PREGNANCY. Absolutely fine for women who already have an established ashtanga practice to continue all through pregnancy (obviously with much modification in the later stages, although Nancy says she had a student who practiced third series into the ninth month) Wait three months after birth before resuming ashtanga practice. Not a good idea for pregnant women who haven't done yoga before to start with ashtanga - fine to start with other forms of yoga practice.
MOTHERHOOD. Children are sent to to disrupt all your preconceptions, shatter your attachment to your yoga practice, make you rethink everything you thought you knew about your future, your present and your past. Graphic description of Nancy as single parent yoga teacher, trying to nurse baby with one hand & adjust students with the other. Apparently the students were fine with this. Must be nice to have such supportive students.
TEACHING CHILDREN YOGA. Fine for small kids to play with asanas - although no headstands before the age of 12 as the bones of the skull aren't completely fused yet. Not so good for adolescents circa 14 to 17 - the bones are growing faster than the muscles, joints are unstable, stretching can be very uncomfortable & unpleasant. Nancy has no problem with parents bringing small children into class – good opportunity for the childless students to learn to chill out and let go of their beliefs about how a yoga class should be. (Having gone through the finishing sequence at one of Lino's workshops with Lino's six year old son Oliver and my friend Günther's nine year old son Alex playing next to me, I completely agree). Her daughter (now 19) does yoga but normally chooses to go to another teacher.
Many thanks obviously to Nancy for teaching such an informative and enjoyable course. Also to Patrick and Gabriella for all the hard work that went into organising it; and to the other students for contributing all their valuable and inspiring experience & insights, and for being such excellent company for the weekend.

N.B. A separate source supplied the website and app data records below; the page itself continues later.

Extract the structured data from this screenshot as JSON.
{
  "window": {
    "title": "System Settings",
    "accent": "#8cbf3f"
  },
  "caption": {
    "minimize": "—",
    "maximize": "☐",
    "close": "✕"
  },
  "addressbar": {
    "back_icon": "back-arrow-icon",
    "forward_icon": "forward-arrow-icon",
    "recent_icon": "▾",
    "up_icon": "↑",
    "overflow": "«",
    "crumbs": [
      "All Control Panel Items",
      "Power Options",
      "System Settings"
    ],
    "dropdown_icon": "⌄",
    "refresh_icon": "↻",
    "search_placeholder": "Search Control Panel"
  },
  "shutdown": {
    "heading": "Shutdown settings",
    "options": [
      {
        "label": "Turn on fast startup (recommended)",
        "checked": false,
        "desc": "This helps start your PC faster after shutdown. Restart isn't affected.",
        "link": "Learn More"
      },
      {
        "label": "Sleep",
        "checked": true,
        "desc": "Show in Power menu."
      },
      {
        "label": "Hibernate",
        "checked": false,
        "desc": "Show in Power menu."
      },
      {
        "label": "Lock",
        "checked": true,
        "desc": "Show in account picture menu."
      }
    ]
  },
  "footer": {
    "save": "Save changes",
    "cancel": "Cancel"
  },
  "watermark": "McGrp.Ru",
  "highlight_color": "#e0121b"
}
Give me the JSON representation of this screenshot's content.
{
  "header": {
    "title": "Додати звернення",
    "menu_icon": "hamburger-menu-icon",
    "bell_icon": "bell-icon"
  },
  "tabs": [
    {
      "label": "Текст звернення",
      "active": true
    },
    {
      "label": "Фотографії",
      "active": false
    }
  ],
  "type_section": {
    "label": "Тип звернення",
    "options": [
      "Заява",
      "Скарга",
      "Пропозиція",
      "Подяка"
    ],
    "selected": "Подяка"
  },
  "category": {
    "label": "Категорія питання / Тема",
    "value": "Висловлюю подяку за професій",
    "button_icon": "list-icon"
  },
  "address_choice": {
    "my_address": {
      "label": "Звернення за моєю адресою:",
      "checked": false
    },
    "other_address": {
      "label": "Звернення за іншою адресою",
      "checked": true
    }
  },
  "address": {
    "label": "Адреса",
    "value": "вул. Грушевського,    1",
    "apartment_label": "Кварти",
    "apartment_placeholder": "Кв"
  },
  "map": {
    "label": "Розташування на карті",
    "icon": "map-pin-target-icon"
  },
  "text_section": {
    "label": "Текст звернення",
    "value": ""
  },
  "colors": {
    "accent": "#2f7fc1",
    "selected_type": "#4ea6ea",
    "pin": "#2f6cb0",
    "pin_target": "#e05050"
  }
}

Follow-up note, 17th October: Nancy has checked this page and says it is generally a good synopsis of the course. One correction. I originally said she wouldn't teach her daughter. Nancy says this was incorrect – her daughter normally chooses to go to other teachers, but does also sometimes study with her.
text © Alan Little 2002